Pictures aside, repeat every entry exactly.
⟨
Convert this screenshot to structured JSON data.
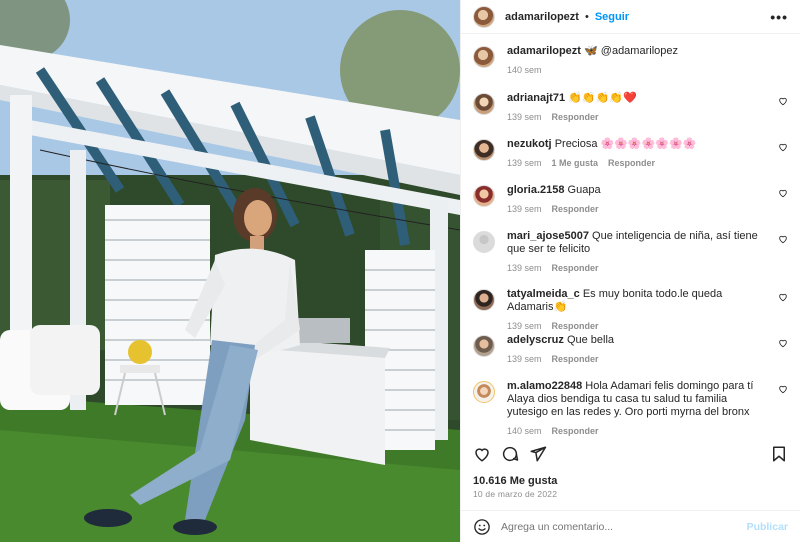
{
  "post": {
    "username": "adamarilopezt",
    "follow_label": "Seguir",
    "more_label": "•••",
    "caption": {
      "username": "adamarilopezt",
      "text": "🦋 @adamarilopez",
      "time": "140 sem"
    },
    "likes": "10.616 Me gusta",
    "date": "10 de marzo de 2022"
  },
  "comments": [
    {
      "user": "adrianajt71",
      "text": "👏👏👏👏❤️",
      "time": "139 sem",
      "likes": "",
      "reply": "Responder"
    },
    {
      "user": "nezukotj",
      "text": "Preciosa 🌸🌸🌸🌸🌸🌸🌸",
      "time": "139 sem",
      "likes": "1 Me gusta",
      "reply": "Responder"
    },
    {
      "user": "gloria.2158",
      "text": "Guapa",
      "time": "139 sem",
      "likes": "",
      "reply": "Responder"
    },
    {
      "user": "mari_ajose5007",
      "text": "Que inteligencia de niña, así tiene que ser te felicito",
      "time": "139 sem",
      "likes": "",
      "reply": "Responder"
    },
    {
      "user": "tatyalmeida_c",
      "text": "Es muy bonita todo.le queda Adamaris👏",
      "time": "139 sem",
      "likes": "",
      "reply": "Responder"
    },
    {
      "user": "adelyscruz",
      "text": "Que bella",
      "time": "139 sem",
      "likes": "",
      "reply": "Responder"
    },
    {
      "user": "m.alamo22848",
      "text": "Hola Adamari felis domingo para tí Alaya dios bendiga tu casa tu salud tu familia yutesigo en las redes y. Oro porti myrna del bronx",
      "time": "140 sem",
      "likes": "",
      "reply": "Responder"
    }
  ],
  "composer": {
    "placeholder": "Agrega un comentario...",
    "post_label": "Publicar"
  },
  "icons": {
    "like": "heart-icon",
    "comment": "comment-icon",
    "share": "share-icon",
    "save": "bookmark-icon",
    "emoji": "emoji-icon"
  },
  "colors": {
    "link": "#0095f6",
    "muted": "#8e8e8e",
    "post_disabled": "#b2dffc"
  }
}
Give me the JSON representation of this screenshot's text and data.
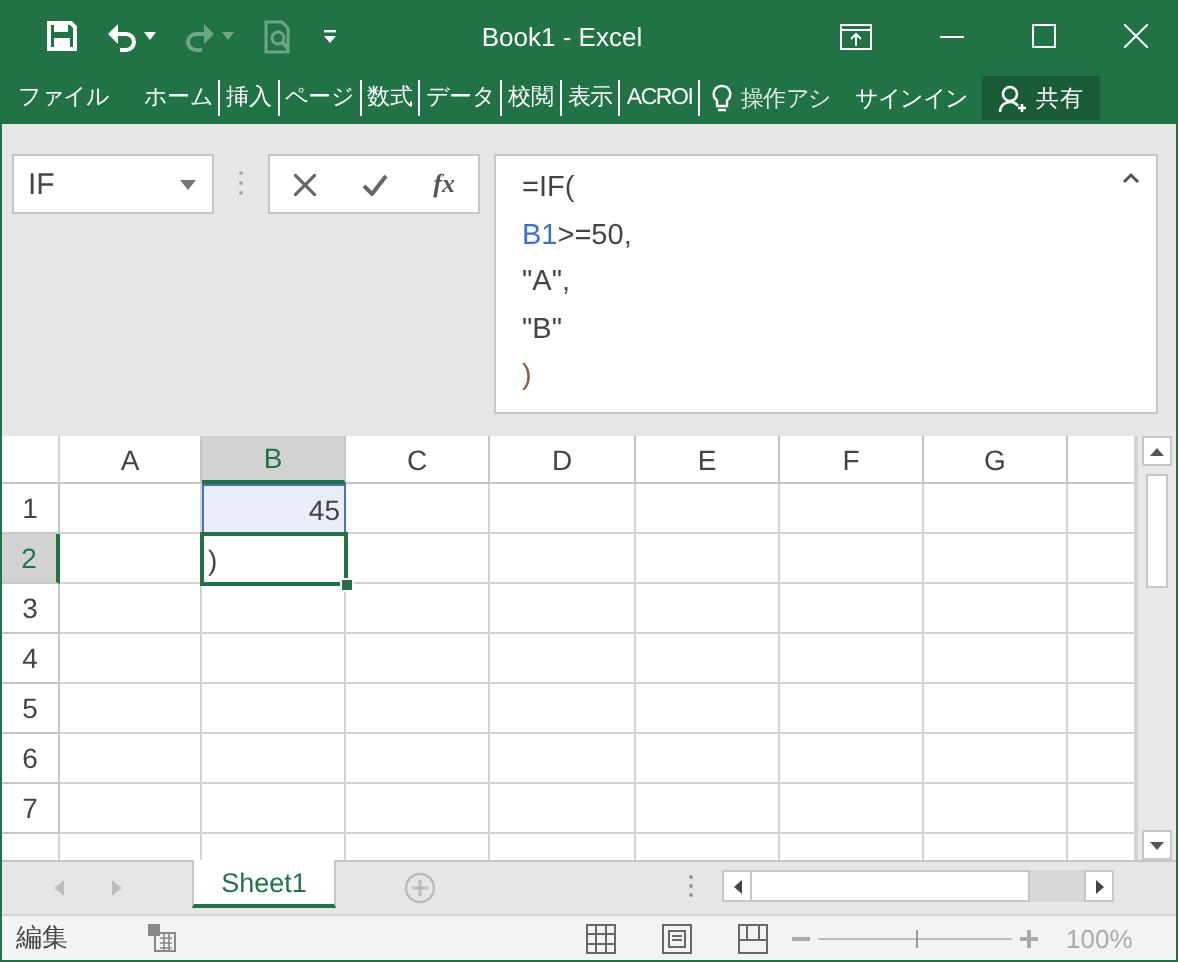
{
  "window": {
    "title": "Book1 - Excel"
  },
  "quick_access": [
    {
      "kind": "save",
      "disabled": false
    },
    {
      "kind": "undo",
      "disabled": false
    },
    {
      "kind": "redo",
      "disabled": true
    },
    {
      "kind": "preview",
      "disabled": true
    },
    {
      "kind": "customize",
      "disabled": false
    }
  ],
  "ribbon": {
    "tabs": [
      "ファイル",
      "ホーム",
      "挿入",
      "ページ",
      "数式",
      "データ",
      "校閲",
      "表示",
      "ACROI"
    ],
    "tell_me": "操作アシ",
    "sign_in": "サインイン",
    "share": "共有"
  },
  "formula_bar": {
    "name_box": "IF",
    "fx": "fx",
    "lines": [
      [
        {
          "text": "=IF(",
          "kind": "plain"
        }
      ],
      [
        {
          "text": "B1",
          "kind": "ref"
        },
        {
          "text": ">=50,",
          "kind": "plain"
        }
      ],
      [
        {
          "text": "\"A\",",
          "kind": "plain"
        }
      ],
      [
        {
          "text": "\"B\"",
          "kind": "plain"
        }
      ],
      [
        {
          "text": ")",
          "kind": "paren"
        }
      ]
    ]
  },
  "grid": {
    "columns": [
      {
        "label": "A",
        "selected": false
      },
      {
        "label": "B",
        "selected": true
      },
      {
        "label": "C",
        "selected": false
      },
      {
        "label": "D",
        "selected": false
      },
      {
        "label": "E",
        "selected": false
      },
      {
        "label": "F",
        "selected": false
      },
      {
        "label": "G",
        "selected": false
      }
    ],
    "rows": [
      {
        "label": "1",
        "selected": false,
        "cells": {
          "B": {
            "text": "45",
            "range_highlight": true,
            "active": false
          }
        }
      },
      {
        "label": "2",
        "selected": true,
        "cells": {
          "B": {
            "text": ")",
            "range_highlight": false,
            "active": true
          }
        }
      },
      {
        "label": "3",
        "selected": false
      },
      {
        "label": "4",
        "selected": false
      },
      {
        "label": "5",
        "selected": false
      },
      {
        "label": "6",
        "selected": false
      },
      {
        "label": "7",
        "selected": false
      }
    ]
  },
  "sheets": [
    {
      "name": "Sheet1",
      "selected": true
    }
  ],
  "status_bar": {
    "mode": "編集",
    "zoom": {
      "level": 0.5,
      "reading": "100%"
    }
  }
}
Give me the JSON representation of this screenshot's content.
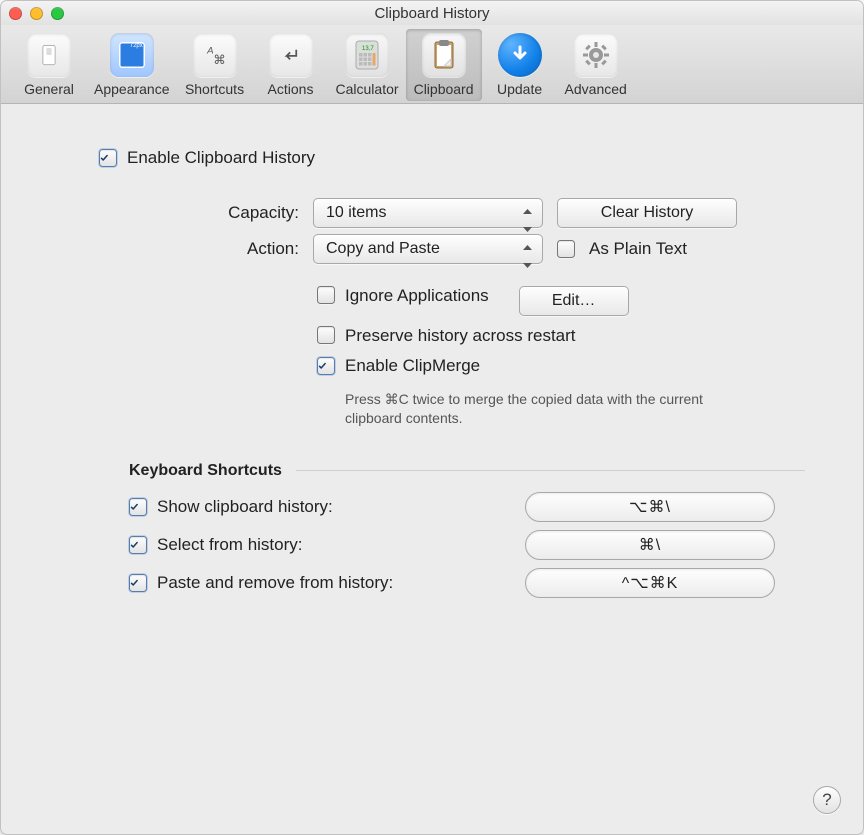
{
  "window": {
    "title": "Clipboard History"
  },
  "toolbar": {
    "items": [
      {
        "id": "general",
        "label": "General"
      },
      {
        "id": "appearance",
        "label": "Appearance"
      },
      {
        "id": "shortcuts",
        "label": "Shortcuts"
      },
      {
        "id": "actions",
        "label": "Actions"
      },
      {
        "id": "calculator",
        "label": "Calculator"
      },
      {
        "id": "clipboard",
        "label": "Clipboard",
        "selected": true
      },
      {
        "id": "update",
        "label": "Update"
      },
      {
        "id": "advanced",
        "label": "Advanced"
      }
    ]
  },
  "enable": {
    "checked": true,
    "label": "Enable Clipboard History"
  },
  "capacity": {
    "label": "Capacity:",
    "value": "10 items",
    "clear_btn": "Clear History"
  },
  "action": {
    "label": "Action:",
    "value": "Copy and Paste",
    "as_plain": {
      "checked": false,
      "label": "As Plain Text"
    }
  },
  "options": {
    "ignore_apps": {
      "checked": false,
      "label": "Ignore Applications",
      "edit_btn": "Edit…"
    },
    "preserve": {
      "checked": false,
      "label": "Preserve history across restart"
    },
    "clipmerge": {
      "checked": true,
      "label": "Enable ClipMerge",
      "hint": "Press ⌘C twice to merge the copied data with the current clipboard contents."
    }
  },
  "shortcuts_section": {
    "title": "Keyboard Shortcuts",
    "rows": [
      {
        "checked": true,
        "label": "Show clipboard history:",
        "keys": "⌥⌘\\"
      },
      {
        "checked": true,
        "label": "Select from history:",
        "keys": "⌘\\"
      },
      {
        "checked": true,
        "label": "Paste and remove from history:",
        "keys": "^⌥⌘K"
      }
    ]
  },
  "help_btn": "?"
}
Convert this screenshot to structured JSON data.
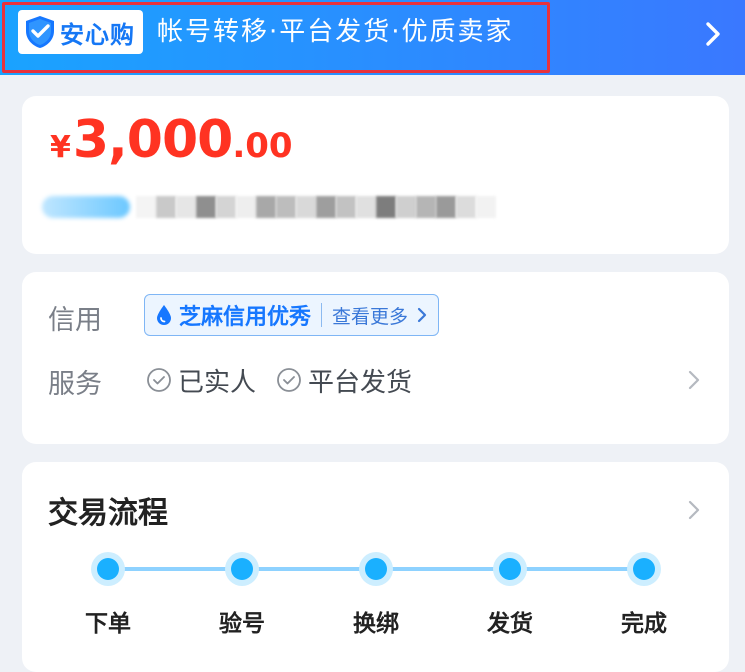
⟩
- _ANSWER_
Convert this screenshot to structured JSON data.
{
  "post": {
    "username": "adamarilopezt",
    "follow_label": "Seguir",
    "more_label": "•••",
    "caption": {
      "username": "adamarilopezt",
      "text": "🦋 @adamarilopez",
      "time": "140 sem"
    },
    "likes": "10.616 Me gusta",
    "date": "10 de marzo de 2022"
  },
  "comments": [
    {
      "user": "adrianajt71",
      "text": "👏👏👏👏❤️",
      "time": "139 sem",
      "likes": "",
      "reply": "Responder"
    },
    {
      "user": "nezukotj",
      "text": "Preciosa 🌸🌸🌸🌸🌸🌸🌸",
      "time": "139 sem",
      "likes": "1 Me gusta",
      "reply": "Responder"
    },
    {
      "user": "gloria.2158",
      "text": "Guapa",
      "time": "139 sem",
      "likes": "",
      "reply": "Responder"
    },
    {
      "user": "mari_ajose5007",
      "text": "Que inteligencia de niña, así tiene que ser te felicito",
      "time": "139 sem",
      "likes": "",
      "reply": "Responder"
    },
    {
      "user": "tatyalmeida_c",
      "text": "Es muy bonita todo.le queda Adamaris👏",
      "time": "139 sem",
      "likes": "",
      "reply": "Responder"
    },
    {
      "user": "adelyscruz",
      "text": "Que bella",
      "time": "139 sem",
      "likes": "",
      "reply": "Responder"
    },
    {
      "user": "m.alamo22848",
      "text": "Hola Adamari felis domingo para tí Alaya dios bendiga tu casa tu salud tu familia yutesigo en las redes y. Oro porti myrna del bronx",
      "time": "140 sem",
      "likes": "",
      "reply": "Responder"
    }
  ],
  "composer": {
    "placeholder": "Agrega un comentario...",
    "post_label": "Publicar"
  },
  "icons": {
    "like": "heart-icon",
    "comment": "comment-icon",
    "share": "share-icon",
    "save": "bookmark-icon",
    "emoji": "emoji-icon"
  },
  "colors": {
    "link": "#0095f6",
    "muted": "#8e8e8e",
    "post_disabled": "#b2dffc"
  }
}
Give me the JSON representation of this screenshot's text and data.
{
  "window": {
    "title": "Book1 - Excel"
  },
  "quick_access": [
    {
      "kind": "save",
      "disabled": false
    },
    {
      "kind": "undo",
      "disabled": false
    },
    {
      "kind": "redo",
      "disabled": true
    },
    {
      "kind": "preview",
      "disabled": true
    },
    {
      "kind": "customize",
      "disabled": false
    }
  ],
  "ribbon": {
    "tabs": [
      "ファイル",
      "ホーム",
      "挿入",
      "ページ",
      "数式",
      "データ",
      "校閲",
      "表示",
      "ACROI"
    ],
    "tell_me": "操作アシ",
    "sign_in": "サインイン",
    "share": "共有"
  },
  "formula_bar": {
    "name_box": "IF",
    "fx": "fx",
    "lines": [
      [
        {
          "text": "=IF(",
          "kind": "plain"
        }
      ],
      [
        {
          "text": "B1",
          "kind": "ref"
        },
        {
          "text": ">=50,",
          "kind": "plain"
        }
      ],
      [
        {
          "text": "\"A\",",
          "kind": "plain"
        }
      ],
      [
        {
          "text": "\"B\"",
          "kind": "plain"
        }
      ],
      [
        {
          "text": ")",
          "kind": "paren"
        }
      ]
    ]
  },
  "grid": {
    "columns": [
      {
        "label": "A",
        "selected": false
      },
      {
        "label": "B",
        "selected": true
      },
      {
        "label": "C",
        "selected": false
      },
      {
        "label": "D",
        "selected": false
      },
      {
        "label": "E",
        "selected": false
      },
      {
        "label": "F",
        "selected": false
      },
      {
        "label": "G",
        "selected": false
      }
    ],
    "rows": [
      {
        "label": "1",
        "selected": false,
        "cells": {
          "B": {
            "text": "45",
            "range_highlight": true,
            "active": false
          }
        }
      },
      {
        "label": "2",
        "selected": true,
        "cells": {
          "B": {
            "text": ")",
            "range_highlight": false,
            "active": true
          }
        }
      },
      {
        "label": "3",
        "selected": false
      },
      {
        "label": "4",
        "selected": false
      },
      {
        "label": "5",
        "selected": false
      },
      {
        "label": "6",
        "selected": false
      },
      {
        "label": "7",
        "selected": false
      }
    ]
  },
  "sheets": [
    {
      "name": "Sheet1",
      "selected": true
    }
  ],
  "status_bar": {
    "mode": "編集",
    "zoom": {
      "level": 0.5,
      "reading": "100%"
    }
  }
}
Give me the JSON representation of this screenshot's content.
{
  "window": {
    "title": "Clipboard History"
  },
  "toolbar": {
    "items": [
      {
        "id": "general",
        "label": "General"
      },
      {
        "id": "appearance",
        "label": "Appearance"
      },
      {
        "id": "shortcuts",
        "label": "Shortcuts"
      },
      {
        "id": "actions",
        "label": "Actions"
      },
      {
        "id": "calculator",
        "label": "Calculator"
      },
      {
        "id": "clipboard",
        "label": "Clipboard",
        "selected": true
      },
      {
        "id": "update",
        "label": "Update"
      },
      {
        "id": "advanced",
        "label": "Advanced"
      }
    ]
  },
  "enable": {
    "checked": true,
    "label": "Enable Clipboard History"
  },
  "capacity": {
    "label": "Capacity:",
    "value": "10 items",
    "clear_btn": "Clear History"
  },
  "action": {
    "label": "Action:",
    "value": "Copy and Paste",
    "as_plain": {
      "checked": false,
      "label": "As Plain Text"
    }
  },
  "options": {
    "ignore_apps": {
      "checked": false,
      "label": "Ignore Applications",
      "edit_btn": "Edit…"
    },
    "preserve": {
      "checked": false,
      "label": "Preserve history across restart"
    },
    "clipmerge": {
      "checked": true,
      "label": "Enable ClipMerge",
      "hint": "Press ⌘C twice to merge the copied data with the current clipboard contents."
    }
  },
  "shortcuts_section": {
    "title": "Keyboard Shortcuts",
    "rows": [
      {
        "checked": true,
        "label": "Show clipboard history:",
        "keys": "⌥⌘\\"
      },
      {
        "checked": true,
        "label": "Select from history:",
        "keys": "⌘\\"
      },
      {
        "checked": true,
        "label": "Paste and remove from history:",
        "keys": "^⌥⌘K"
      }
    ]
  },
  "help_btn": "?"
}
Convert this screenshot to structured JSON data.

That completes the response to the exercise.